Segment Start: Material for this task
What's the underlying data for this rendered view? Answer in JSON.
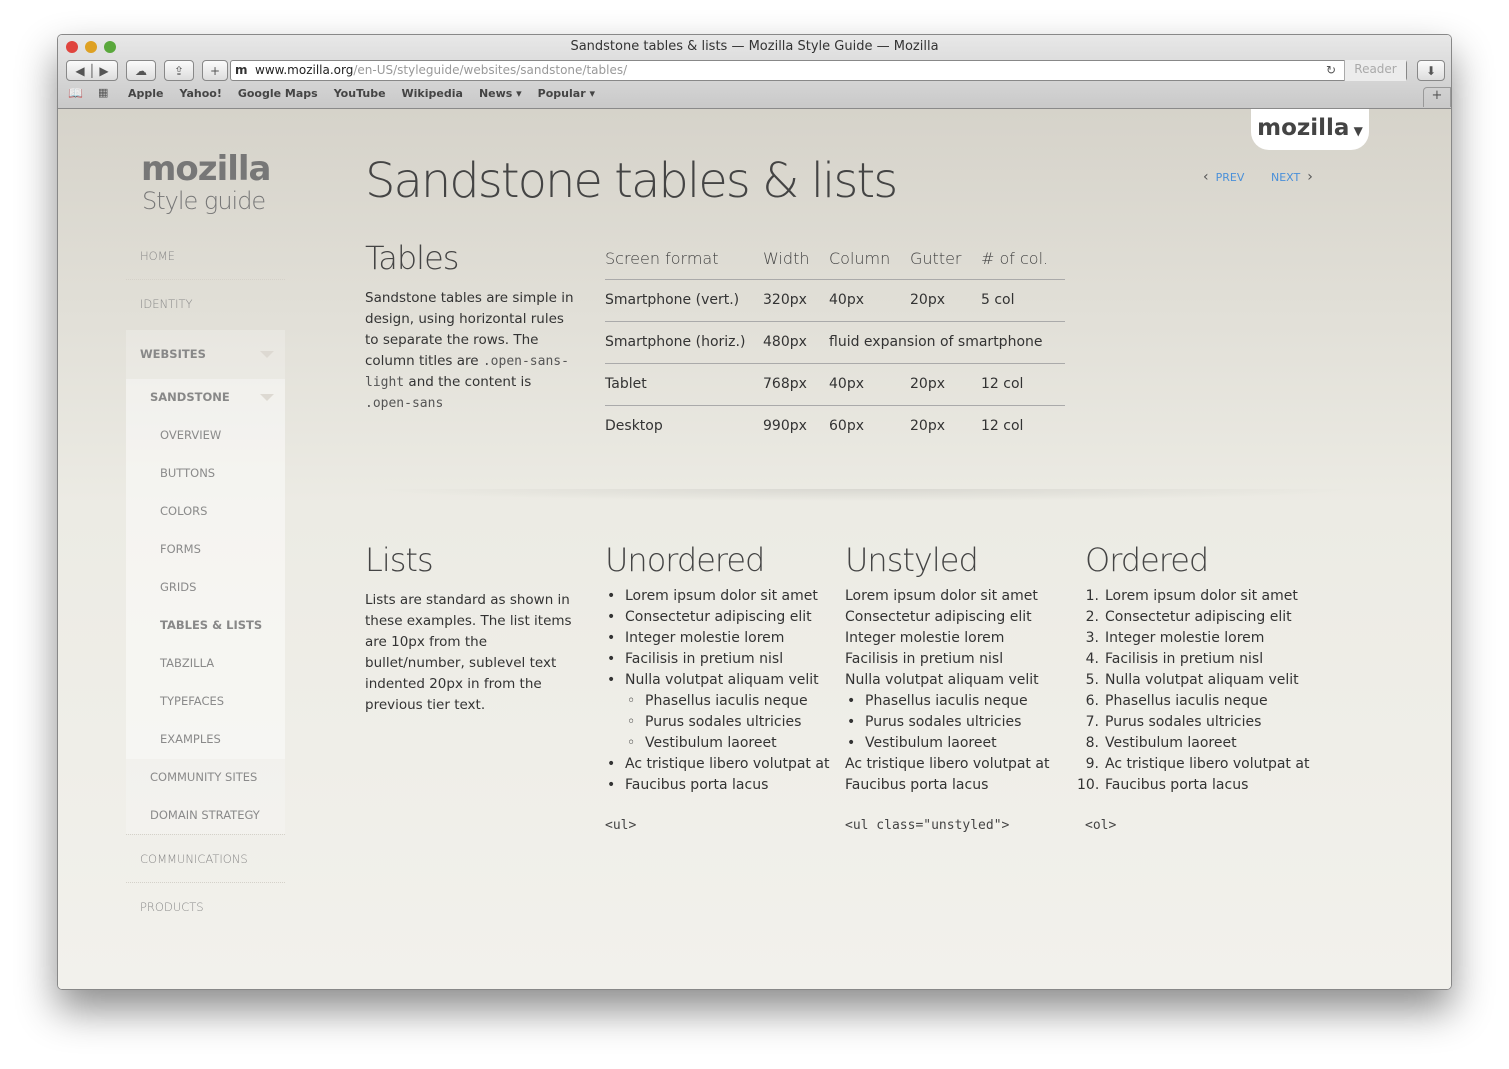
{
  "browser": {
    "title": "Sandstone tables & lists — Mozilla Style Guide — Mozilla",
    "url_domain": "www.mozilla.org",
    "url_path": "/en-US/styleguide/websites/sandstone/tables/",
    "reader": "Reader",
    "bookmarks": [
      "Apple",
      "Yahoo!",
      "Google Maps",
      "YouTube",
      "Wikipedia",
      "News ▾",
      "Popular ▾"
    ]
  },
  "tab": {
    "logo": "mozilla"
  },
  "sidebar": {
    "logo": "mozilla",
    "subtitle": "Style guide",
    "top": [
      "HOME",
      "IDENTITY"
    ],
    "websites": "WEBSITES",
    "sandstone": "SANDSTONE",
    "sandstone_items": [
      "OVERVIEW",
      "BUTTONS",
      "COLORS",
      "FORMS",
      "GRIDS",
      "TABLES & LISTS",
      "TABZILLA",
      "TYPEFACES",
      "EXAMPLES"
    ],
    "websites_items": [
      "COMMUNITY SITES",
      "DOMAIN STRATEGY"
    ],
    "bottom": [
      "COMMUNICATIONS",
      "PRODUCTS"
    ]
  },
  "page": {
    "title": "Sandstone tables & lists",
    "prev": "PREV",
    "next": "NEXT"
  },
  "tables": {
    "heading": "Tables",
    "desc1": "Sandstone tables are simple in design, using horizontal rules to separate the rows. The column titles are ",
    "code1": ".open-sans-light",
    "desc2": " and the content is ",
    "code2": ".open-sans",
    "headers": [
      "Screen format",
      "Width",
      "Column",
      "Gutter",
      "# of col."
    ],
    "rows": [
      [
        "Smartphone (vert.)",
        "320px",
        "40px",
        "20px",
        "5 col"
      ],
      [
        "Smartphone (horiz.)",
        "480px",
        "fluid expansion of smartphone"
      ],
      [
        "Tablet",
        "768px",
        "40px",
        "20px",
        "12 col"
      ],
      [
        "Desktop",
        "990px",
        "60px",
        "20px",
        "12 col"
      ]
    ]
  },
  "lists": {
    "heading": "Lists",
    "desc": "Lists are standard as shown in these examples. The list items are 10px from the bullet/number, sublevel text indented 20px in from the previous tier text.",
    "unordered": "Unordered",
    "unstyled": "Unstyled",
    "ordered": "Ordered",
    "items": [
      "Lorem ipsum dolor sit amet",
      "Consectetur adipiscing elit",
      "Integer molestie lorem",
      "Facilisis in pretium nisl",
      "Nulla volutpat aliquam velit",
      "Phasellus iaculis neque",
      "Purus sodales ultricies",
      "Vestibulum laoreet",
      "Ac tristique libero volutpat at",
      "Faucibus porta lacus"
    ],
    "code_ul": "<ul>",
    "code_unstyled": "<ul class=\"unstyled\">",
    "code_ol": "<ol>"
  }
}
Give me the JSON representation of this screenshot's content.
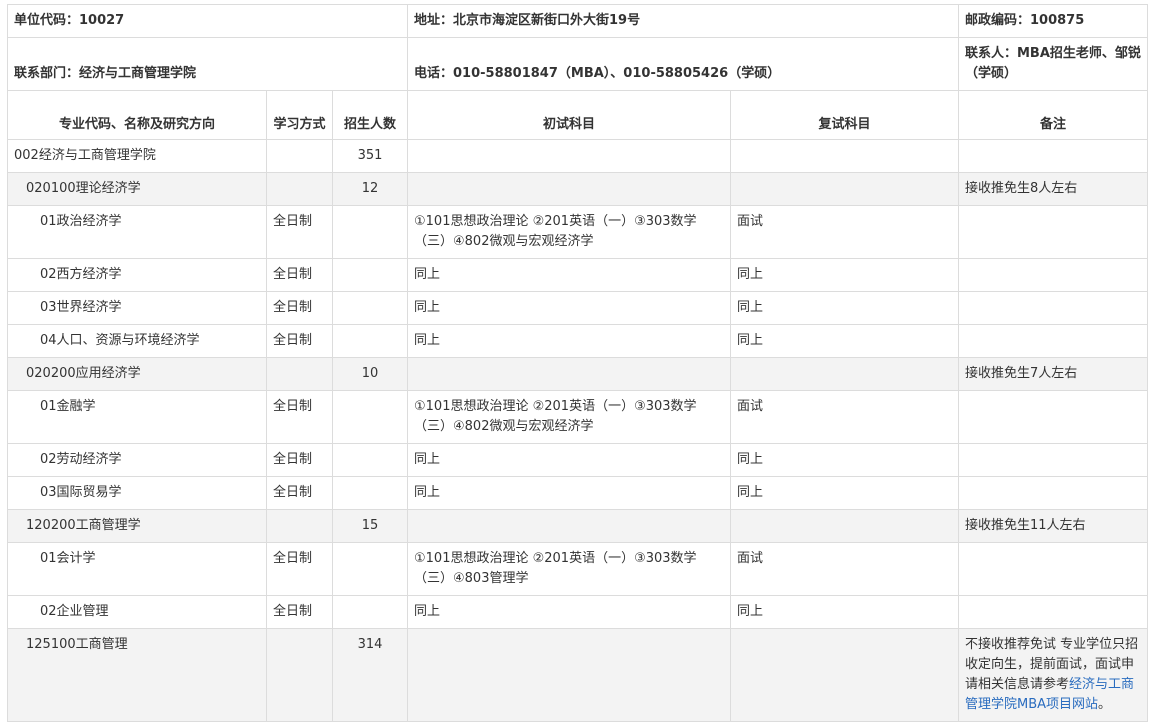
{
  "info": {
    "unit_code": "单位代码：10027",
    "address": "地址：北京市海淀区新街口外大街19号",
    "postcode": "邮政编码：100875",
    "dept": "联系部门：经济与工商管理学院",
    "phone": "电话：010-58801847（MBA）、010-58805426（学硕）",
    "contact": "联系人：MBA招生老师、邹锐（学硕）"
  },
  "headers": [
    "专业代码、名称及研究方向",
    "学习方式",
    "招生人数",
    "初试科目",
    "复试科目",
    "备注"
  ],
  "rows": [
    {
      "name": "002经济与工商管理学院",
      "mode": "",
      "count": "351",
      "exam": "",
      "retest": "",
      "note": ""
    },
    {
      "name": "020100理论经济学",
      "mode": "",
      "count": "12",
      "exam": "",
      "retest": "",
      "note": "接收推免生8人左右"
    },
    {
      "name": "01政治经济学",
      "mode": "全日制",
      "count": "",
      "exam": "①101思想政治理论 ②201英语（一）③303数学（三）④802微观与宏观经济学",
      "retest": "面试",
      "note": ""
    },
    {
      "name": "02西方经济学",
      "mode": "全日制",
      "count": "",
      "exam": "同上",
      "retest": "同上",
      "note": ""
    },
    {
      "name": "03世界经济学",
      "mode": "全日制",
      "count": "",
      "exam": "同上",
      "retest": "同上",
      "note": ""
    },
    {
      "name": "04人口、资源与环境经济学",
      "mode": "全日制",
      "count": "",
      "exam": "同上",
      "retest": "同上",
      "note": ""
    },
    {
      "name": "020200应用经济学",
      "mode": "",
      "count": "10",
      "exam": "",
      "retest": "",
      "note": "接收推免生7人左右"
    },
    {
      "name": "01金融学",
      "mode": "全日制",
      "count": "",
      "exam": "①101思想政治理论 ②201英语（一）③303数学（三）④802微观与宏观经济学",
      "retest": "面试",
      "note": ""
    },
    {
      "name": "02劳动经济学",
      "mode": "全日制",
      "count": "",
      "exam": "同上",
      "retest": "同上",
      "note": ""
    },
    {
      "name": "03国际贸易学",
      "mode": "全日制",
      "count": "",
      "exam": "同上",
      "retest": "同上",
      "note": ""
    },
    {
      "name": "120200工商管理学",
      "mode": "",
      "count": "15",
      "exam": "",
      "retest": "",
      "note": "接收推免生11人左右"
    },
    {
      "name": "01会计学",
      "mode": "全日制",
      "count": "",
      "exam": "①101思想政治理论 ②201英语（一）③303数学（三）④803管理学",
      "retest": "面试",
      "note": ""
    },
    {
      "name": "02企业管理",
      "mode": "全日制",
      "count": "",
      "exam": "同上",
      "retest": "同上",
      "note": ""
    },
    {
      "name": "125100工商管理",
      "mode": "",
      "count": "314",
      "exam": "",
      "retest": "",
      "note_text": "不接收推荐免试 专业学位只招收定向生，提前面试，面试申请相关信息请参考",
      "note_link": "经济与工商管理学院MBA项目网站",
      "note_end": "。"
    }
  ]
}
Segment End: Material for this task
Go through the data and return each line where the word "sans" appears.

    "code1": ".open-sans-light",
    "code2": ".open-sans",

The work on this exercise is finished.